Just a couple weeks ago, we reported that you could now get inside Gramercy Park via Google Maps. Now, you can the holiday department store window displays in New York City from your own home too, or wherever you may be on holiday this week. As reported by the New York Observer, Google Business View has images of Saks Fifth Avenue, Macy’s and Bloomingdales. We’ve got all the windows here for you to look at quickly. First up, “Once Upon a Time” at Saks combining New York City scenes with fairy tale:
A highway engineer from Vancouver has done some serious math to calculate how many bridges would be needed in Manhattan if it could only be accessed by car. The result: it would need 48 additional 8 lane bridges. The Manhattan bridge has 7 vehicular lanes, 3 subway lanes, a walkway and a bikeway. By Matt Taylor’s calculations, 2.06 million enter and exit Manhattan daily, but only 16% currently drive by personal vehicle.
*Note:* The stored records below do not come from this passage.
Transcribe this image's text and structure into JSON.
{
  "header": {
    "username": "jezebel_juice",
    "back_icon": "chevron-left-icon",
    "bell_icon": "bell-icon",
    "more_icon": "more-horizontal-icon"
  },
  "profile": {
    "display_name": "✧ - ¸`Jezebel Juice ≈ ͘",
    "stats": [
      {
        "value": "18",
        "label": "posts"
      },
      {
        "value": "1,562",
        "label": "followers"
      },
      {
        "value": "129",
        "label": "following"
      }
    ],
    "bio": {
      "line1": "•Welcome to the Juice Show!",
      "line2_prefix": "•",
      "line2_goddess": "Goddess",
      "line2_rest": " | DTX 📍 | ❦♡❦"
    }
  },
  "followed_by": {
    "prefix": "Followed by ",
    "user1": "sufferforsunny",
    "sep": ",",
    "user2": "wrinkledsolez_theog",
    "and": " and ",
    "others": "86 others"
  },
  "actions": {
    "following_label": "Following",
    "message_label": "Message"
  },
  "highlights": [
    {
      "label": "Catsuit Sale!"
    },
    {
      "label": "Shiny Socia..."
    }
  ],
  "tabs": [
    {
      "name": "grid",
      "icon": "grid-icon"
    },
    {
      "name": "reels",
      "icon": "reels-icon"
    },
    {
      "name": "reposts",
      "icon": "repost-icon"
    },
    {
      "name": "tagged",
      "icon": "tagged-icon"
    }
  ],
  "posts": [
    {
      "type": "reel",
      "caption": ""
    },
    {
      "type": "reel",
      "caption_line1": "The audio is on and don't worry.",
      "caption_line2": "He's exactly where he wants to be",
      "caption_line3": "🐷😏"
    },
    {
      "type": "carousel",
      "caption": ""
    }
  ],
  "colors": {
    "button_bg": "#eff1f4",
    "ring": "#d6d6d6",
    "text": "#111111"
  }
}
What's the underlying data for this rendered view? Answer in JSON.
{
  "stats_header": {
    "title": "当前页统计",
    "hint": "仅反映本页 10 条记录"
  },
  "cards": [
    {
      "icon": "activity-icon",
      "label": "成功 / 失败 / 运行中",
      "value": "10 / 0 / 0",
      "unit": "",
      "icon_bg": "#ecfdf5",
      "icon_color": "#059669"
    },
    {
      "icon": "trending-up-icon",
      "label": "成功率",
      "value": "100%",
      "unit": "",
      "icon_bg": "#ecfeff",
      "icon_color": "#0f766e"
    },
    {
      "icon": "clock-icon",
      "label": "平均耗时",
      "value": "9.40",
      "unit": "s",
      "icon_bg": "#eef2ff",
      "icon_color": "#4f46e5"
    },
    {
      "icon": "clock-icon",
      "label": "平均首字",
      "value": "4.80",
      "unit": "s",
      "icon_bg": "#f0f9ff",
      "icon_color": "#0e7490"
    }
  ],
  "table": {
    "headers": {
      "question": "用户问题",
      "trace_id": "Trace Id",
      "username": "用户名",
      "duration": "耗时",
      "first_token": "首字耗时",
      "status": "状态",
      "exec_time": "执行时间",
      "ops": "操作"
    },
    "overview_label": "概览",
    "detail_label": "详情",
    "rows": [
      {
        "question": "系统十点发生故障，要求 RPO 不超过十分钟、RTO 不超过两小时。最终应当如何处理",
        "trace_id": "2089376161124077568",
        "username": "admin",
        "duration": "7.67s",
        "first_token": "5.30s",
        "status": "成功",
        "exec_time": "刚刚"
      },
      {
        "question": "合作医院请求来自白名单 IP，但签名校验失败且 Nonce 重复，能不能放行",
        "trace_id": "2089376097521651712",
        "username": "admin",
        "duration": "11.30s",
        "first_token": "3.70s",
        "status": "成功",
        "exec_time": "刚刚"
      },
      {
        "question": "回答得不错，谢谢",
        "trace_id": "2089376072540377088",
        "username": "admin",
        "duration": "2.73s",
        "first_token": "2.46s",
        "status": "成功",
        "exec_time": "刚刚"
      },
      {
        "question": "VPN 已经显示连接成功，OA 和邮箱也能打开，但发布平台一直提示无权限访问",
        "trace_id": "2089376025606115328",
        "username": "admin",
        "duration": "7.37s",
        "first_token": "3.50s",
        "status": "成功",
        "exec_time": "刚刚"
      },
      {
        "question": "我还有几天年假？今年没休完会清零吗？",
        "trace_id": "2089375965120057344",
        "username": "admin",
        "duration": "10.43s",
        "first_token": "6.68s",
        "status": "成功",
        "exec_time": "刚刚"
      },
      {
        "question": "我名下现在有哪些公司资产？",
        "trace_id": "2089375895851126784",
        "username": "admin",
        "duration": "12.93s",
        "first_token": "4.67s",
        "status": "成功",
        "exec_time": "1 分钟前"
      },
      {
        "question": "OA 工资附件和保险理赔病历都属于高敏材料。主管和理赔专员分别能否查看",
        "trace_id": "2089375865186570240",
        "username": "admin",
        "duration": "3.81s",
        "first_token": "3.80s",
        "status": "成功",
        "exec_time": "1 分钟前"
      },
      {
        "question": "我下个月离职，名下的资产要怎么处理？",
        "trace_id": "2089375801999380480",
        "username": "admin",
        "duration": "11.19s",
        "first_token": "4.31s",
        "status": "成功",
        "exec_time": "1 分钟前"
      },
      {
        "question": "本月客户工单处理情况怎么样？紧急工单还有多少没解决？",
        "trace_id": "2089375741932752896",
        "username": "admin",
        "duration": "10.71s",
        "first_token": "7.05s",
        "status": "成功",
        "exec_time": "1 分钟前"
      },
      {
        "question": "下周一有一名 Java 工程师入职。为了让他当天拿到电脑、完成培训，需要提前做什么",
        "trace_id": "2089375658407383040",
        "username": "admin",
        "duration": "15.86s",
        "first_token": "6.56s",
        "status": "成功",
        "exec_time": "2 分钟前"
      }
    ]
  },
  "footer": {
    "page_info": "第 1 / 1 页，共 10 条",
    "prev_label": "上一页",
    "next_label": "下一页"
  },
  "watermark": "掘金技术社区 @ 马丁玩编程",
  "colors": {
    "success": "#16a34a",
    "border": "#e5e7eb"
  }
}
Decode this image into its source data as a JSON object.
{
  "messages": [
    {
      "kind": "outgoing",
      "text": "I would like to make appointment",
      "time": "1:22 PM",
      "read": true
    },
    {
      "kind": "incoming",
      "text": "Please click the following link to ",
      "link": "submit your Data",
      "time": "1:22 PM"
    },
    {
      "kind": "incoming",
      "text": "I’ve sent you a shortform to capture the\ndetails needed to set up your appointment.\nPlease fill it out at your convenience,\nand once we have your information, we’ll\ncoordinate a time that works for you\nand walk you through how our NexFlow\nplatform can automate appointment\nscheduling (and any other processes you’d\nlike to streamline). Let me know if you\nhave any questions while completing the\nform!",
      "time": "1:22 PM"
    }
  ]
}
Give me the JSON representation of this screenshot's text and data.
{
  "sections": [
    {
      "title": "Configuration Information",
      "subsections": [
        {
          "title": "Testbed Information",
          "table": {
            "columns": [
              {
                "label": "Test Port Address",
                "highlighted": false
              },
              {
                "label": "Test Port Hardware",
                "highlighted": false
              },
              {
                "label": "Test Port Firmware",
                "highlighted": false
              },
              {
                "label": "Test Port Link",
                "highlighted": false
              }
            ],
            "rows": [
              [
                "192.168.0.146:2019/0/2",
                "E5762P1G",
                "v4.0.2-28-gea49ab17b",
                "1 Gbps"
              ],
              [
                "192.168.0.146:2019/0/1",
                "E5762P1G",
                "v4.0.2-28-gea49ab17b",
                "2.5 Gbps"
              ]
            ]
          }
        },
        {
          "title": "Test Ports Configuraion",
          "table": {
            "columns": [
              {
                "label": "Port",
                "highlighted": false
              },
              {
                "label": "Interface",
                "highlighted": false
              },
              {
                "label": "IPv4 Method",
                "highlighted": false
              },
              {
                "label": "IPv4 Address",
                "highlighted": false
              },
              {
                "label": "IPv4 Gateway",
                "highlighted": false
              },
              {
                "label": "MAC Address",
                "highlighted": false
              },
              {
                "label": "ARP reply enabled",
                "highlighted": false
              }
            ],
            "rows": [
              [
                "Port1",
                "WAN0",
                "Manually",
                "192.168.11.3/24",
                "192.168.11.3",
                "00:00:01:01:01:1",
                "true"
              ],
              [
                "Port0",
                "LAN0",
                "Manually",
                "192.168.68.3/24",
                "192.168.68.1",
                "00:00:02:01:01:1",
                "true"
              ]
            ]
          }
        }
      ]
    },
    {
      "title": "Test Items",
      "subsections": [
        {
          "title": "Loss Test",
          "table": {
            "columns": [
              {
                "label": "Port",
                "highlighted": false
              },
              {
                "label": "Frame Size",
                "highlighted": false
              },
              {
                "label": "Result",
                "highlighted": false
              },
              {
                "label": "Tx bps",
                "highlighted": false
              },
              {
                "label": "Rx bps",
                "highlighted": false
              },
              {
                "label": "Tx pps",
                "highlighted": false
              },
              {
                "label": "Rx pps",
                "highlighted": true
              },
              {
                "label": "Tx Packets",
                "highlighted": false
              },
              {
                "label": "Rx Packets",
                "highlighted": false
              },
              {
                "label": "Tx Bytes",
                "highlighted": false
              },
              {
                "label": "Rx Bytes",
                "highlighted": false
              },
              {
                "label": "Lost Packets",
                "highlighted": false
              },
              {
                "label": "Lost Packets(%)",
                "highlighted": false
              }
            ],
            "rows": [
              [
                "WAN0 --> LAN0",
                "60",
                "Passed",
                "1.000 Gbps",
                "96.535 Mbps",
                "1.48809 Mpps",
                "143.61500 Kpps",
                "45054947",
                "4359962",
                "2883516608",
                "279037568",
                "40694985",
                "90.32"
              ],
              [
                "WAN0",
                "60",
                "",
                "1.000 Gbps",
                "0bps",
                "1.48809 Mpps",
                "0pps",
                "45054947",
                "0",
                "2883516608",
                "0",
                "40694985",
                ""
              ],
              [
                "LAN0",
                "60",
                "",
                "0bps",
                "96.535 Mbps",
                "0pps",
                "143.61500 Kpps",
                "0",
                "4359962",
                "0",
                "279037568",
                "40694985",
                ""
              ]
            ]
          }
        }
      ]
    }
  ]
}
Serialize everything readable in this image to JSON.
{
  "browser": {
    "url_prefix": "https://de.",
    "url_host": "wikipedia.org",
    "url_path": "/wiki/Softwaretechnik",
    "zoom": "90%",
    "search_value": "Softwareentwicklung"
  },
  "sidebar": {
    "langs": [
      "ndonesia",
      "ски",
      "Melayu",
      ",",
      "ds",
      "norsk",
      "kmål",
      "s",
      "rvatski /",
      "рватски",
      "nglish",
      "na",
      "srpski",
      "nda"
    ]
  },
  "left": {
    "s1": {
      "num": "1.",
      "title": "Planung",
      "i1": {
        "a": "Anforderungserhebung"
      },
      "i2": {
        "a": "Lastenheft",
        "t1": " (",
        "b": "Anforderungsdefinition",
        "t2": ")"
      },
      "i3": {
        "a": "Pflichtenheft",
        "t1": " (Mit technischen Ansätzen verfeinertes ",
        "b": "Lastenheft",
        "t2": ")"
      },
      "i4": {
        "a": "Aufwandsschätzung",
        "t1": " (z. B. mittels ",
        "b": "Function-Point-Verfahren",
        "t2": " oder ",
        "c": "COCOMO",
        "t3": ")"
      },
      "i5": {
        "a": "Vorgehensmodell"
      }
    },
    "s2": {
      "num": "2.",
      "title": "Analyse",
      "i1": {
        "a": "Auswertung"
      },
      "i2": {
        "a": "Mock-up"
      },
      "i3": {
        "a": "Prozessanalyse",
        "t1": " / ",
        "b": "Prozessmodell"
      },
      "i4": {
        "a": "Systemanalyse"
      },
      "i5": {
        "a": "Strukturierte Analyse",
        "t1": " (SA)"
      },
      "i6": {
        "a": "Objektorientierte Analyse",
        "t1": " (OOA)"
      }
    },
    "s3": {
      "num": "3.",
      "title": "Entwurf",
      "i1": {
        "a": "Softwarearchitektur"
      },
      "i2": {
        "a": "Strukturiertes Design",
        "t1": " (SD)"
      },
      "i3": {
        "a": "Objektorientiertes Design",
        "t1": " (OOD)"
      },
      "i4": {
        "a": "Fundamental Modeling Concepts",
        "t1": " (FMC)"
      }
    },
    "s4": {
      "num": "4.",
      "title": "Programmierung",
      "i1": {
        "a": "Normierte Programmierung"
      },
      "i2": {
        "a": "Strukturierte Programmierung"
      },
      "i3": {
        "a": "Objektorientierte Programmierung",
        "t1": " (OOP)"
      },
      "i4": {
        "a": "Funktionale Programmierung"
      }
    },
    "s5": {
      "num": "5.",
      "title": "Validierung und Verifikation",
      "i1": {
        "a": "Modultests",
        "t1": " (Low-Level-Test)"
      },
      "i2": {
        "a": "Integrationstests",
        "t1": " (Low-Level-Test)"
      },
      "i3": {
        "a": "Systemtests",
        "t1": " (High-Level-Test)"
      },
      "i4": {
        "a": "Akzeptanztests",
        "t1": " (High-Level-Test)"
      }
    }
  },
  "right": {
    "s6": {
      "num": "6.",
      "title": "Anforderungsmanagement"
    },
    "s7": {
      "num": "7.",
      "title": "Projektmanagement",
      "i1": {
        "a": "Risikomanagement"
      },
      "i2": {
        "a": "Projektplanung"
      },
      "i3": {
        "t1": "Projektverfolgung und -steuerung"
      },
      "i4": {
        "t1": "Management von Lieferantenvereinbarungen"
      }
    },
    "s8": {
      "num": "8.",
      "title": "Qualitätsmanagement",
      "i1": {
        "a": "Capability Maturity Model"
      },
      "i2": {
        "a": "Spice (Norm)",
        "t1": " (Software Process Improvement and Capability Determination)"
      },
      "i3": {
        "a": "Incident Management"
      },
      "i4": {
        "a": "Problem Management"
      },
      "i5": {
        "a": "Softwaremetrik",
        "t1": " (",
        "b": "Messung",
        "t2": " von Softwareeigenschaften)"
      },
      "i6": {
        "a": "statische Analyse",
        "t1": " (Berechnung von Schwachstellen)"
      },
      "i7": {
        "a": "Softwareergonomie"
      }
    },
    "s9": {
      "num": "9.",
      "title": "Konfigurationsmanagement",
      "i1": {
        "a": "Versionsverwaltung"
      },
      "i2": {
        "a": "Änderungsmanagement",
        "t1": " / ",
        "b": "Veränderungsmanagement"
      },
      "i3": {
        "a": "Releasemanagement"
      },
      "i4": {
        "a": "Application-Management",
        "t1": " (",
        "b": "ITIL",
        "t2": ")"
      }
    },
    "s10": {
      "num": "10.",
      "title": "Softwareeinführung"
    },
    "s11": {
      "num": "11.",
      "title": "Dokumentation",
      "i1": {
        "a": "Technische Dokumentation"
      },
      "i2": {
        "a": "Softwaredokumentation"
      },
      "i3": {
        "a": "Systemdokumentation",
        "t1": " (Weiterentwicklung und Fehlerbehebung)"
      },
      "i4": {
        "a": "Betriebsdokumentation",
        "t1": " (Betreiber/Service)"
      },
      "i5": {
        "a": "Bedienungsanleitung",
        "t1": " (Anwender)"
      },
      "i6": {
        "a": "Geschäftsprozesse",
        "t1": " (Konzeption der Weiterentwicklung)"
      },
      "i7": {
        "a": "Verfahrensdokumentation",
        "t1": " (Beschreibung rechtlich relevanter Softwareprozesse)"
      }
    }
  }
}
First of all, there’s a Lego Museum Break-In Set. That’s pretty cool and sufficiently art nerdy for us here at Untapped Cities. But what’s even better is that the J. Paul Getty Museum’s Director of Security, Bob Combs, actually tested the set, and wrote a blog post about it. Inside the museum, the treasures up for grabs include a blue diamond, a painting that looks like a Vermeer, a golden sword, a gold nugget, and other antiquity. Amazingly, all those priceless objects fit into the City Museum which looks to be practically the size of the armored police vehicle.
You know how it goes. You see discarded furniture on the sidewalk, you poke around, maybe you take something. We know some guy that put up another family’s ’70s era photo album on his bedroom wall. But what if all that discarded stuff was transformed into an interior set, but on the street? “Set in the Street” by photographer Justin Bettman and stylist Gozde Eker have done just that. They’re building elaborate sets out of unwanted furniture and other materials, photographing it and then leaving the sets up for people who walk by to enjoy. Using the hashtag #setinthestreet, it’s clear that people are just loving the random moment of serendipity.
The zoomed in/zoomed out photo series tells it all:
Earlier this fall, New York City was (rightfully) up in arms about the shops putting up the “No Hoodies” signs, but we will venture to say that they were just the tip of the iceberg when it comes to DIY signage in this city telling residents what they can’t do. We’ve been slowly photographing this trend as we come across it. If you have more, send them our way via Twitter or Instagram #untappedcities. You’d think the above photograph comes from perhaps a neighborhood filled with crime, but actually it’s just next to Lincoln Center. Wok City Chinese takeout on Amsterdam Avenue is filled with even better gems like “We do not cut wings,” “Sorry no barbecue sauce,” and “Seats for Employees Only.”